A recent Delaware Court of Chancery decision interpreted an advance notice bylaw in a manner that disapproves of the attempt by the company to require onerous and extensive questions to be completed and returned within a five-day period before the proposed nominations to the board would be considered. The decision in Saba Capital Master v. Blacksock Credit Allocation Income Trust, C.A. No. 2019-0416-MTZ (Del. Ch. June 27, 2019), also includes useful nuggets of legal principles on related topics.

Key Takeaways:

The court distinguished between a request for a preliminary injunction and a request for mandatory injunctive relief. The court noted that mandatory injunctive relief is governed by the standard applicable to a request for summary judgment. See cases cited at footnote 26.  The injunctive relief sought in this case did not maintain the status quo, but rather seeks affirmative action to be taken by the opposing party.

The court observed that advance notice bylaws are frequently upheld as valid in Delaware but that they will be struck down if they “unduly restrict the stockholder franchise or are applied inequitably.” See footnotes 45 and 46.

The court discussed the well-established case law that triggers heightened judicial scrutiny if there is an unjustified interference with the stockholder franchise, and if fiduciary duties are violated by failing to ensure fair and reasonable nominating and voting procedures for the election of directors. See footnotes 49 – 51, including citations to Blasius Industries, Inc. v. Atlas Corp. and Schnell, Inc. v. Chris-Craft Industries, Inc.

See also discussion of the standard of review when a board impedes or interferes with the effectiveness of a shareholder vote, especially in the context of an election for directors. See cases cited at footnote 52.

In connection with the request for injunctive relief, the court explained that courts have consistently found irreparable harm where corporate management denies shareholders the right to vote their shares or if the management unnecessarily frustrates the stockholders’ attempt to obtain representation on the board of directors.

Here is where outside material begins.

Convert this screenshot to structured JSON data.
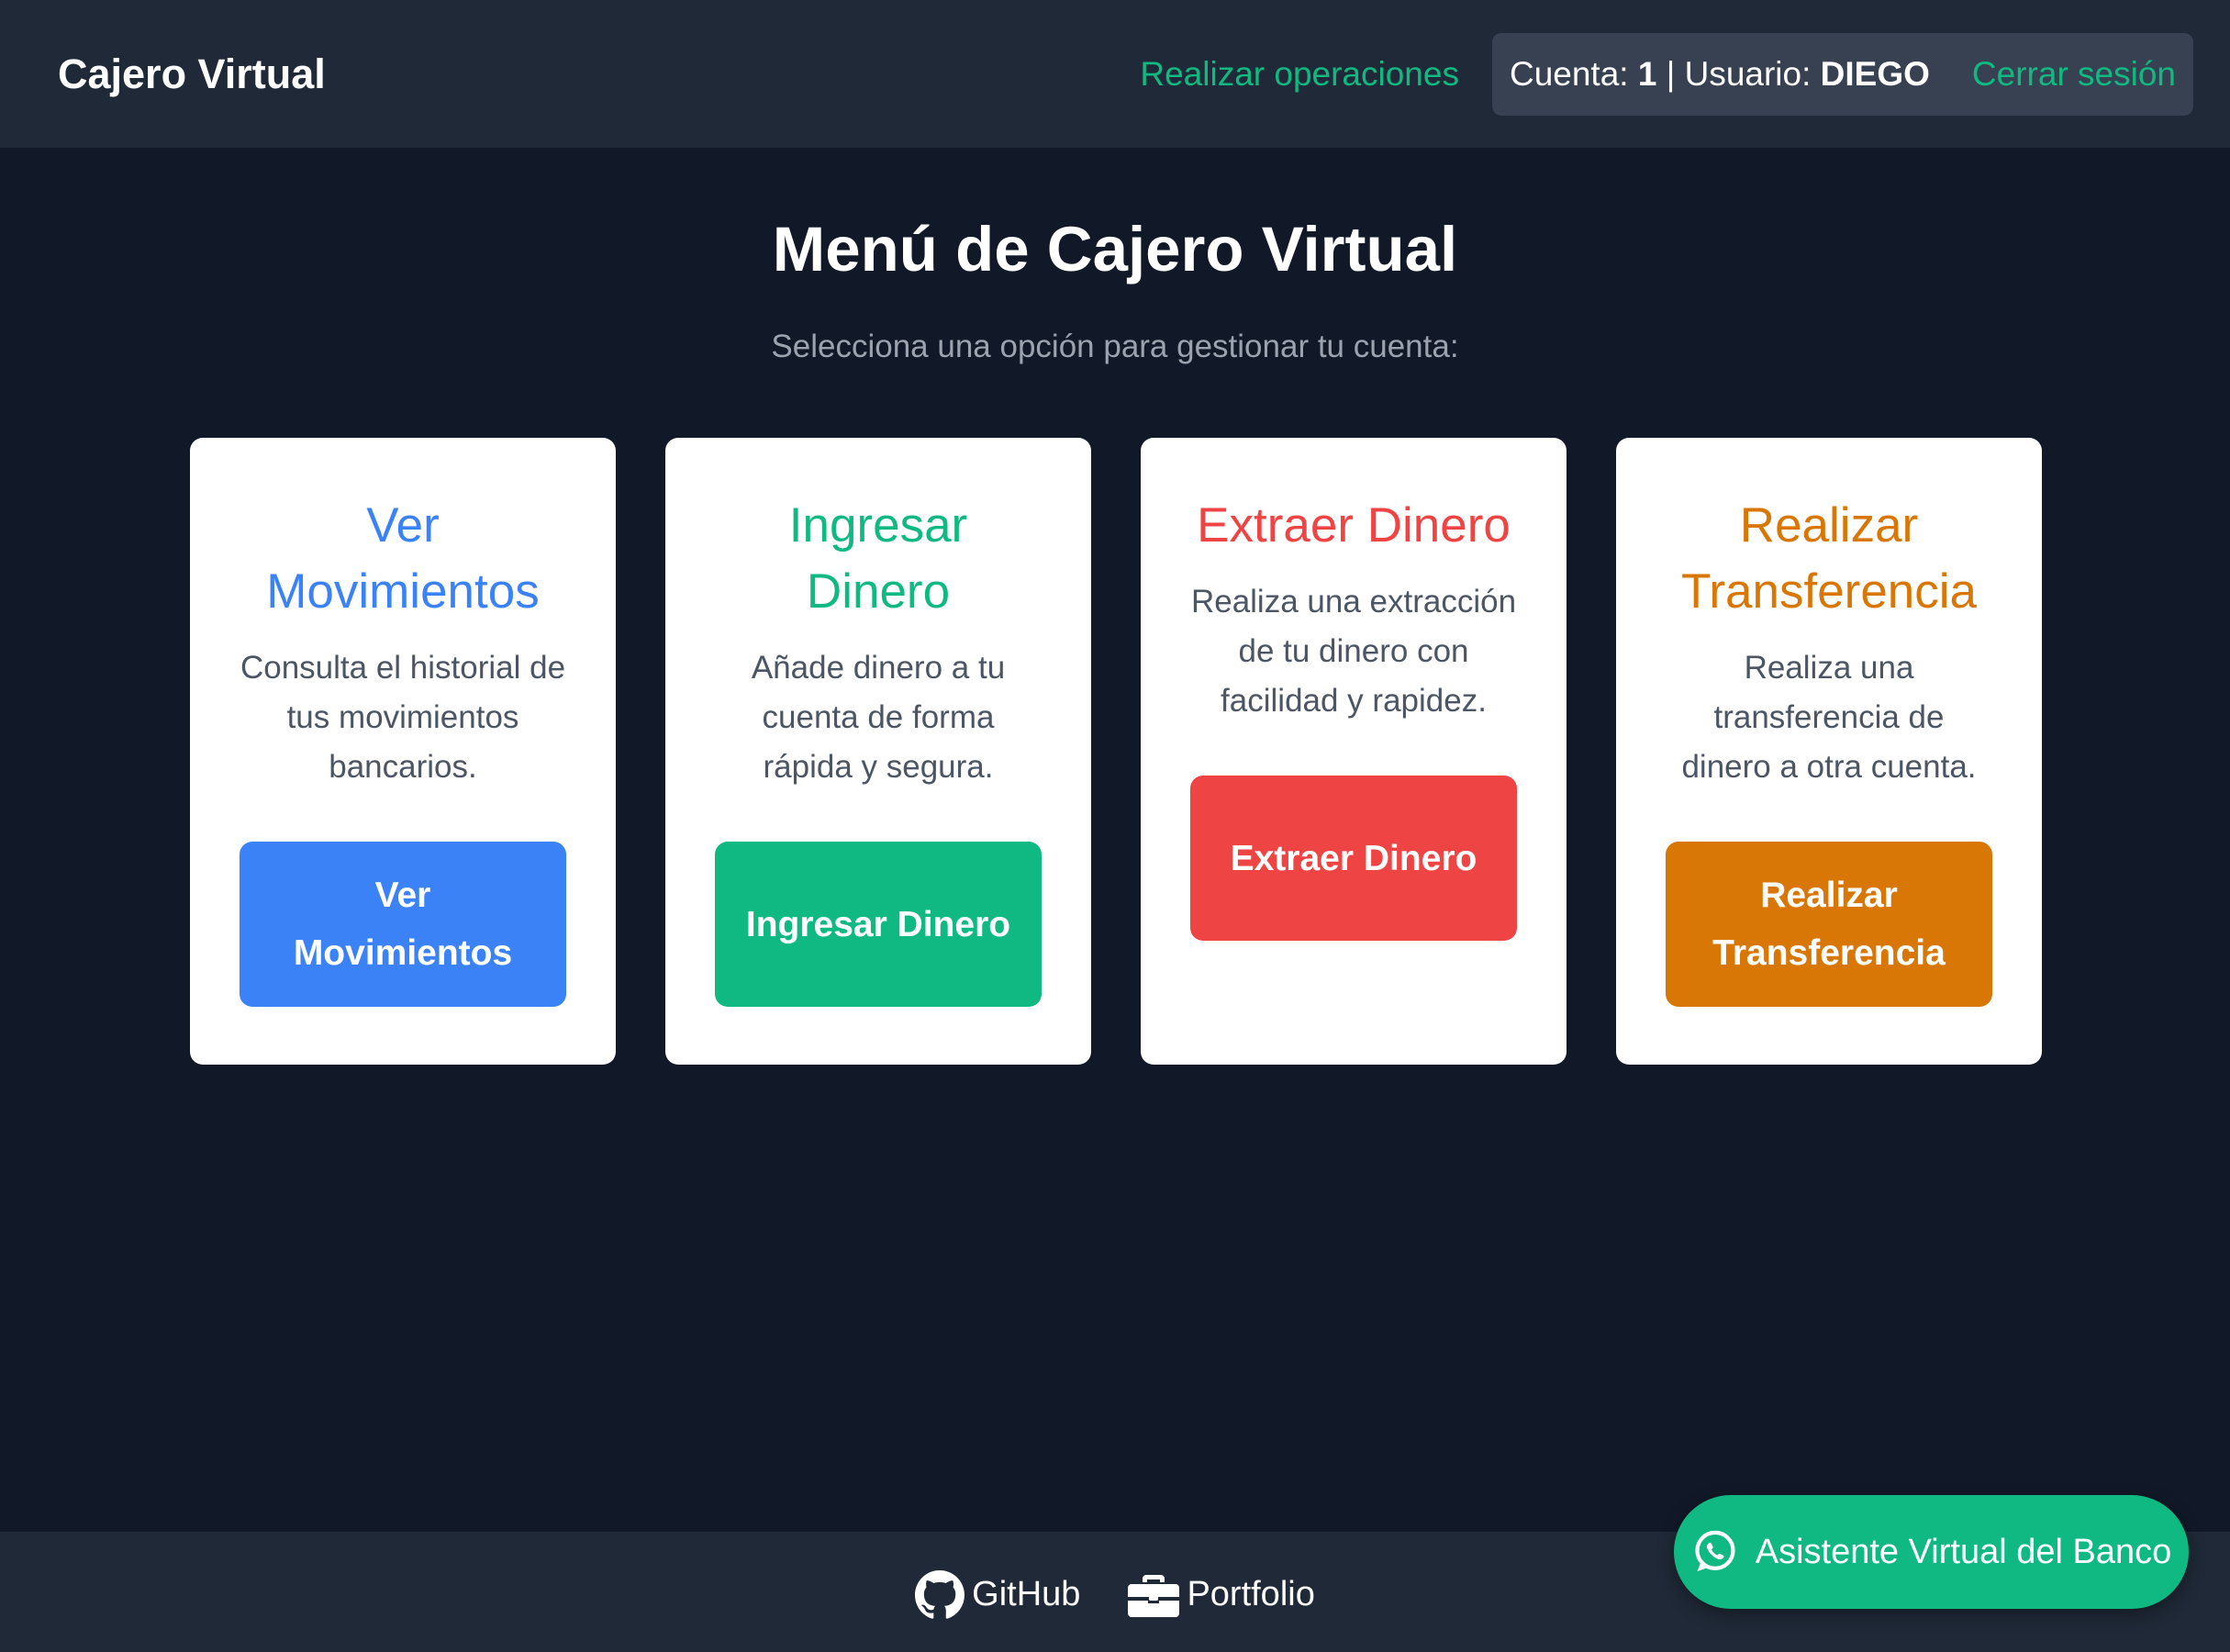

See footnote 54.

The right of shareholders to vote includes the right to nominate a contesting slate of directors, and irreparable harm can be assumed where the lack of injunctive relief might defeat the efforts of stockholders and the will of the majority of stockholders in a vote to elect board members. See footnotes 55 and 56.